A remarkable shift is that many of the start-up artists are not just catching on to what's popular globally (yawn, social networking, anybody?) but are also seeing opportunity at their doorstep. "There many ventures that seek to tap into opportunities that are unique to India, education and microfinance being just two of them," says Mohit Bhatnagar, Managing Director, Sequoia. The VC firm, which spans a spectrum of funding from early to late-stage, has been in the Indian market for over a decade now; recently, Sequoia exited from Manappuram Finance, which, among other things, seeks to offer consumers loans against gold.
The equation appears promising: More investors plus more startups should equal more contribution to the Indian economy from entrepreneurs. But, then, entrepreneurship by nature is about risk, and there will be flameouts. "There are many entrepreneurs whose plans lack refinement and thoroughness in terms of a go-to-market strategy and use of funds," says Alok Mittal, MD, Canaan Partners. DFJ's Jolly admits that there has been a trend of earlystage VC firms either bleeding in laterstage investments or just totally moving out of the growth stage.

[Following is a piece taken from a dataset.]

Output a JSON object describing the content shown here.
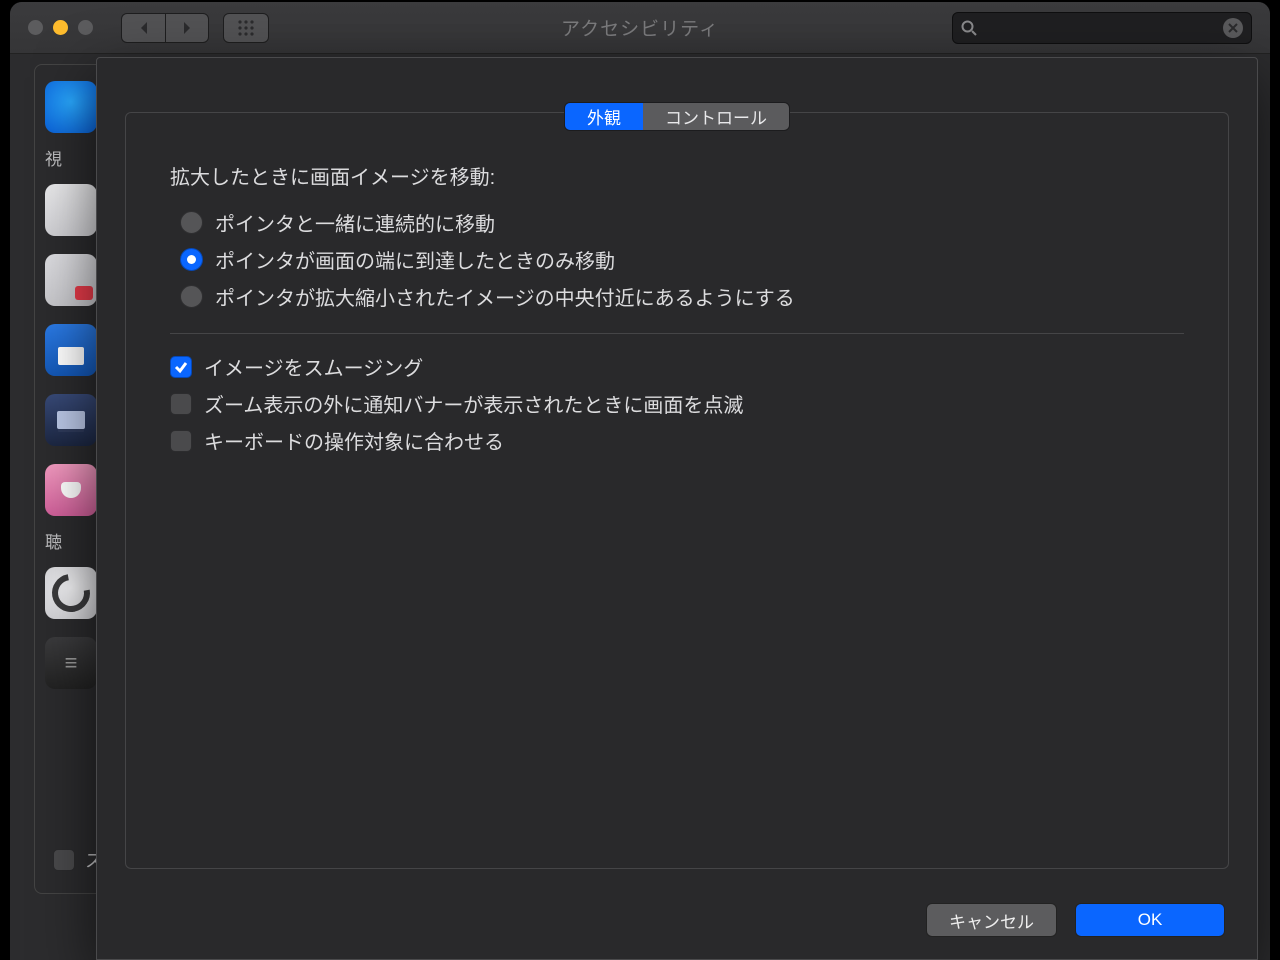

But as long as more opportunities emerge, and more money chases these budding ideas, the chances of today's fledglings emerging as tomorrow's Infosys or Bharti Airtel or Biocon can only get brighter.